By: By Mary Ann Neeley, ed.; Foreword by Edwin C. Bridges
Reviewed by: Julia Oliver
NewSouth Books, 2010
This compendium is a brilliantly enhanced reproduction of a nineteenth century historian’s chronicles of Montgomery, Alabama, during the city’s formative era. The writings of that journalist, Matthew Powers Blue, have been edited and annotated by Montgomery’s current keeper of the flame, Mary Ann Neeley. With enthusiastic participation and encouragement of publishers Suzanne La Rosa and Randall Williams, Neeley has refreshed and amplified the source material with lucid analysis and additional information.

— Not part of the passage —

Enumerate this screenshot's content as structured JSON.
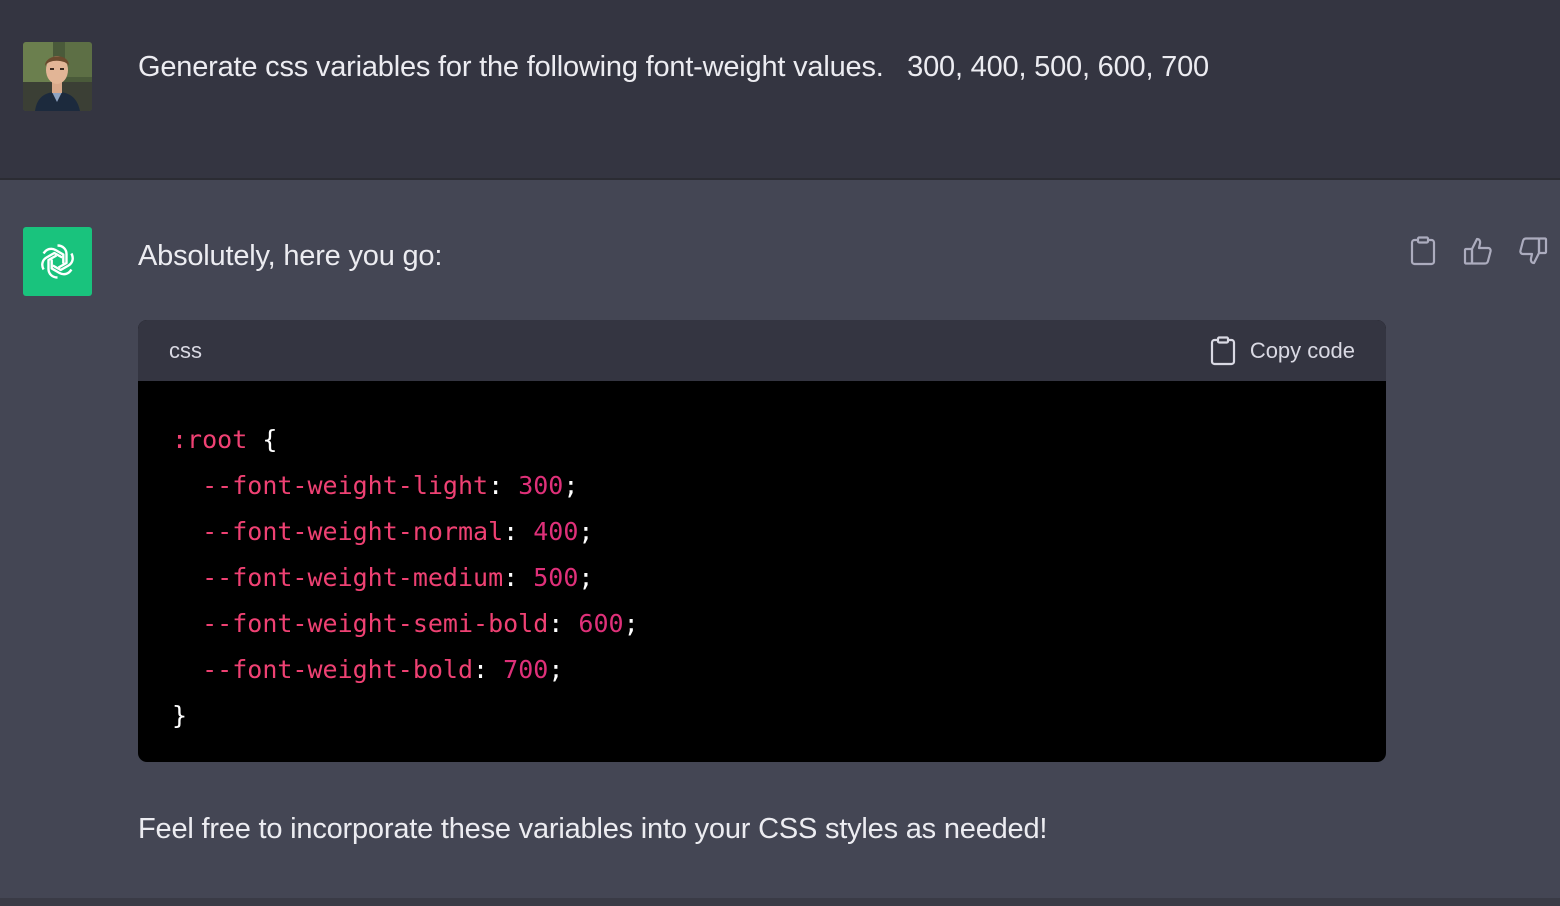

As the Alabama Department of Archives and History Director Edwin C. Bridges observes in an eloquent Foreword, Mary Ann Neeley’s work over twenty-four years as Director of Landmarks Foundation “spilled over into almost every area of community life, which she enriched by adding historical perspective and a generous spirit. In her retirement, she has continued a full-time schedule of research, writing, speeches, tours, and special programs.” A graduate of Huntingdon College, Neeley earned a master’s degree in history from Auburn University, and she is the author and co-author of several previous books.
Matthew Powers Blue, born in 1824 to early settlers of this area, worked at various times as a mail clerk, postmaster, columnist, and newspaper publisher. He was involved in politics and got into scrapes. Neeley notes, “A complex individual, he sometimes brought troubles upon himself." Early on—in the Preface—she addresses the issue of race: "Only on rare occasions did antebellum newspapers carry news of the slave or free black communities. Matthew Blue’s background materials, as did he, overlooked an important facet of Montgomery life. Thus the capital city’s first published history was not comprehensive, for it did not capture the rich story of a major part of the population."

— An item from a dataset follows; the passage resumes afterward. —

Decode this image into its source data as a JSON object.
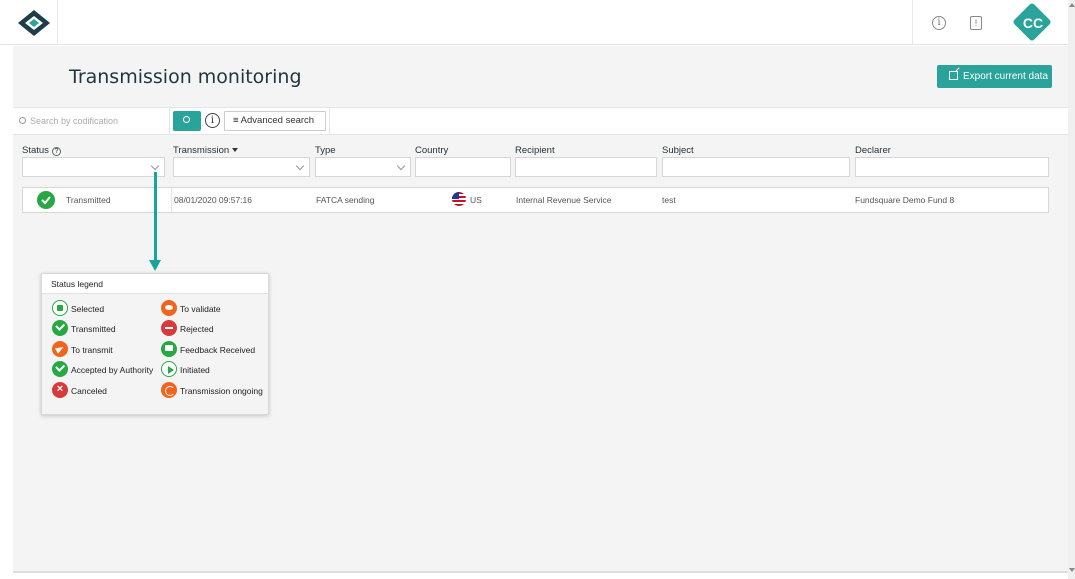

The Contents are grouped into sections. Part I contains Blue’s narrative History of Montgomery and Events in the History of Montgomery, which were published in the 1878 City Directory of Montgomery. Originally grouped by the months of the calendar, the Events have been “chronologically rearranged” for this edition. The narrative text is accompanied by Neeley’s essays and succinct side-bar notes and captions. Illustrations abound: maps, lithographs, daguerreotypes, photographs, paintings, and sketches of Montgomery scenes and landmarks. Portraits of early residents include those of Mary Ann Neeley’s ancestors, William Graham, who was the city’s first intendant, and his wife Sara Ann. Other titled sections are The Churches of Montgomery (1878), Genealogy of the Blue Family (1886), both of which had been privately published, and the charming, previously unpublished diaries of Matthew Blue’s sister, Ellen Blue Jones.
Anyone who loves to read and has a deep connection with Montgomery, Alabama, should own this book. April 2010
Julia Oliver lives in Montgomery.